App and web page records
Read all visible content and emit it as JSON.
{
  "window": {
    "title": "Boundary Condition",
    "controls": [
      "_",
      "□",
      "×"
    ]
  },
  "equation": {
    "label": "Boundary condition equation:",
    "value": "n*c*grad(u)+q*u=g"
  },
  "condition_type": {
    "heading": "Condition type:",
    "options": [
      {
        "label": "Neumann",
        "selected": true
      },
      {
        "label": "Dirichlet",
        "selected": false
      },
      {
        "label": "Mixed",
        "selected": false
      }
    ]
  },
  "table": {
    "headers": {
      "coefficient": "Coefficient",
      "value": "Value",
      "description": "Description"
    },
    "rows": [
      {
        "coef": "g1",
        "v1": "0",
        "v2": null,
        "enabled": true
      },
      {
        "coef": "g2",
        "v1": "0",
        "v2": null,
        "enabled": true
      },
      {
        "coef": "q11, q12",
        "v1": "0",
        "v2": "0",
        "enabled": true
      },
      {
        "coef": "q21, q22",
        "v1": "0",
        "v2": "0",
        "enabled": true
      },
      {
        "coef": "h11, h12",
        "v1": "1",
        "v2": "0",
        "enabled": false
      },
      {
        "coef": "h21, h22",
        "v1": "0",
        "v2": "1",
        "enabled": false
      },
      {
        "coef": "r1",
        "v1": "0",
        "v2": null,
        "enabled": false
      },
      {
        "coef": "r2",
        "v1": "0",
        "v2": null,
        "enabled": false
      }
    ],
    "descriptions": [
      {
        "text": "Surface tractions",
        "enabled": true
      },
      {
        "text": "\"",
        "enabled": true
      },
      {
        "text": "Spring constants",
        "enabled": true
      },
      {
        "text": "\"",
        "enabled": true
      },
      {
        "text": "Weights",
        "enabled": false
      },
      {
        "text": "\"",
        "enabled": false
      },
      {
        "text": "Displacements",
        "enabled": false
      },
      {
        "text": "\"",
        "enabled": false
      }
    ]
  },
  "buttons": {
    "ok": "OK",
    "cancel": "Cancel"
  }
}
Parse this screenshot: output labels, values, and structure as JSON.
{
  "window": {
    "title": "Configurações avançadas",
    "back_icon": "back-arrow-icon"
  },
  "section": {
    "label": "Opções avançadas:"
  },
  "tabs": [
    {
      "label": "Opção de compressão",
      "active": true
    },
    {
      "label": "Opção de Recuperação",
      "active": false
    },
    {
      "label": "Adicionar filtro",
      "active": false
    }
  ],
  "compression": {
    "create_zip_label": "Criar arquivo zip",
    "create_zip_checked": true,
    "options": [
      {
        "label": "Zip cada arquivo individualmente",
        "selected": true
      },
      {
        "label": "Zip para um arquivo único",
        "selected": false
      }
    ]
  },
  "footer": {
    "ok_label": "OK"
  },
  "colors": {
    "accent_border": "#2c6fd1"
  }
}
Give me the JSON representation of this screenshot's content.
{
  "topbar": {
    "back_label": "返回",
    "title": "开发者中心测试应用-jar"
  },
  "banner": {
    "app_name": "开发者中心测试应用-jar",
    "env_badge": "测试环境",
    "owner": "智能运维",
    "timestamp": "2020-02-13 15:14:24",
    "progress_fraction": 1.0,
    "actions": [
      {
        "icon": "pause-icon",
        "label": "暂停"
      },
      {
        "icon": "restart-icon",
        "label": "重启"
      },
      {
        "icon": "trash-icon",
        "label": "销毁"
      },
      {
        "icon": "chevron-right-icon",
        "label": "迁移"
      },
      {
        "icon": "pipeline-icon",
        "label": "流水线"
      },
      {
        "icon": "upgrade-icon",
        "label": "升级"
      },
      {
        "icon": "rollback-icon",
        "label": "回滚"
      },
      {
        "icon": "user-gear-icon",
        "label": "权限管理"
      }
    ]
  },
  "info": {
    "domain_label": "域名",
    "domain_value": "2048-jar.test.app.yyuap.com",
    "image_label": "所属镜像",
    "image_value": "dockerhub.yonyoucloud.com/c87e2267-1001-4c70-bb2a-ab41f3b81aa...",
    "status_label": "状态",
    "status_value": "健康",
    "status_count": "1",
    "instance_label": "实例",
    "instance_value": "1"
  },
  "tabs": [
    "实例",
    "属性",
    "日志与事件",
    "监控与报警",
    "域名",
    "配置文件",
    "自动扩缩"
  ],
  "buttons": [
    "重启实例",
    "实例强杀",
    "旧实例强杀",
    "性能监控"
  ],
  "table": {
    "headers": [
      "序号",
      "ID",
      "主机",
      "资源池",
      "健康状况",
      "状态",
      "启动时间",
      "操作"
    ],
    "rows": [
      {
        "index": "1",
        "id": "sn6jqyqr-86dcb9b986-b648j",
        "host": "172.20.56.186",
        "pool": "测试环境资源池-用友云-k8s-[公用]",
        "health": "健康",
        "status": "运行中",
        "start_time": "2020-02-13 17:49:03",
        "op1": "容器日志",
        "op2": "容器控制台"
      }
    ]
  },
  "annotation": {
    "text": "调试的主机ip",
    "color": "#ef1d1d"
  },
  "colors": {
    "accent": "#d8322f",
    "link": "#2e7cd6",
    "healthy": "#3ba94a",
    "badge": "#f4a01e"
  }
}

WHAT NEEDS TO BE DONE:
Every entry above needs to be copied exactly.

EXERCISE ANSWER:
Read all visible content and emit it as JSON.
{
  "window": {
    "title": "Boundary Condition",
    "controls": [
      "_",
      "□",
      "×"
    ]
  },
  "equation": {
    "label": "Boundary condition equation:",
    "value": "n*c*grad(u)+q*u=g"
  },
  "condition_type": {
    "heading": "Condition type:",
    "options": [
      {
        "label": "Neumann",
        "selected": true
      },
      {
        "label": "Dirichlet",
        "selected": false
      },
      {
        "label": "Mixed",
        "selected": false
      }
    ]
  },
  "table": {
    "headers": {
      "coefficient": "Coefficient",
      "value": "Value",
      "description": "Description"
    },
    "rows": [
      {
        "coef": "g1",
        "v1": "0",
        "v2": null,
        "enabled": true
      },
      {
        "coef": "g2",
        "v1": "0",
        "v2": null,
        "enabled": true
      },
      {
        "coef": "q11, q12",
        "v1": "0",
        "v2": "0",
        "enabled": true
      },
      {
        "coef": "q21, q22",
        "v1": "0",
        "v2": "0",
        "enabled": true
      },
      {
        "coef": "h11, h12",
        "v1": "1",
        "v2": "0",
        "enabled": false
      },
      {
        "coef": "h21, h22",
        "v1": "0",
        "v2": "1",
        "enabled": false
      },
      {
        "coef": "r1",
        "v1": "0",
        "v2": null,
        "enabled": false
      },
      {
        "coef": "r2",
        "v1": "0",
        "v2": null,
        "enabled": false
      }
    ],
    "descriptions": [
      {
        "text": "Surface tractions",
        "enabled": true
      },
      {
        "text": "\"",
        "enabled": true
      },
      {
        "text": "Spring constants",
        "enabled": true
      },
      {
        "text": "\"",
        "enabled": true
      },
      {
        "text": "Weights",
        "enabled": false
      },
      {
        "text": "\"",
        "enabled": false
      },
      {
        "text": "Displacements",
        "enabled": false
      },
      {
        "text": "\"",
        "enabled": false
      }
    ]
  },
  "buttons": {
    "ok": "OK",
    "cancel": "Cancel"
  }
}
Parse this screenshot: output labels, values, and structure as JSON.
{
  "window": {
    "title": "Configurações avançadas",
    "back_icon": "back-arrow-icon"
  },
  "section": {
    "label": "Opções avançadas:"
  },
  "tabs": [
    {
      "label": "Opção de compressão",
      "active": true
    },
    {
      "label": "Opção de Recuperação",
      "active": false
    },
    {
      "label": "Adicionar filtro",
      "active": false
    }
  ],
  "compression": {
    "create_zip_label": "Criar arquivo zip",
    "create_zip_checked": true,
    "options": [
      {
        "label": "Zip cada arquivo individualmente",
        "selected": true
      },
      {
        "label": "Zip para um arquivo único",
        "selected": false
      }
    ]
  },
  "footer": {
    "ok_label": "OK"
  },
  "colors": {
    "accent_border": "#2c6fd1"
  }
}
Give me the JSON representation of this screenshot's content.
{
  "topbar": {
    "back_label": "返回",
    "title": "开发者中心测试应用-jar"
  },
  "banner": {
    "app_name": "开发者中心测试应用-jar",
    "env_badge": "测试环境",
    "owner": "智能运维",
    "timestamp": "2020-02-13 15:14:24",
    "progress_fraction": 1.0,
    "actions": [
      {
        "icon": "pause-icon",
        "label": "暂停"
      },
      {
        "icon": "restart-icon",
        "label": "重启"
      },
      {
        "icon": "trash-icon",
        "label": "销毁"
      },
      {
        "icon": "chevron-right-icon",
        "label": "迁移"
      },
      {
        "icon": "pipeline-icon",
        "label": "流水线"
      },
      {
        "icon": "upgrade-icon",
        "label": "升级"
      },
      {
        "icon": "rollback-icon",
        "label": "回滚"
      },
      {
        "icon": "user-gear-icon",
        "label": "权限管理"
      }
    ]
  },
  "info": {
    "domain_label": "域名",
    "domain_value": "2048-jar.test.app.yyuap.com",
    "image_label": "所属镜像",
    "image_value": "dockerhub.yonyoucloud.com/c87e2267-1001-4c70-bb2a-ab41f3b81aa...",
    "status_label": "状态",
    "status_value": "健康",
    "status_count": "1",
    "instance_label": "实例",
    "instance_value": "1"
  },
  "tabs": [
    "实例",
    "属性",
    "日志与事件",
    "监控与报警",
    "域名",
    "配置文件",
    "自动扩缩"
  ],
  "buttons": [
    "重启实例",
    "实例强杀",
    "旧实例强杀",
    "性能监控"
  ],
  "table": {
    "headers": [
      "序号",
      "ID",
      "主机",
      "资源池",
      "健康状况",
      "状态",
      "启动时间",
      "操作"
    ],
    "rows": [
      {
        "index": "1",
        "id": "sn6jqyqr-86dcb9b986-b648j",
        "host": "172.20.56.186",
        "pool": "测试环境资源池-用友云-k8s-[公用]",
        "health": "健康",
        "status": "运行中",
        "start_time": "2020-02-13 17:49:03",
        "op1": "容器日志",
        "op2": "容器控制台"
      }
    ]
  },
  "annotation": {
    "text": "调试的主机ip",
    "color": "#ef1d1d"
  },
  "colors": {
    "accent": "#d8322f",
    "link": "#2e7cd6",
    "healthy": "#3ba94a",
    "badge": "#f4a01e"
  }
}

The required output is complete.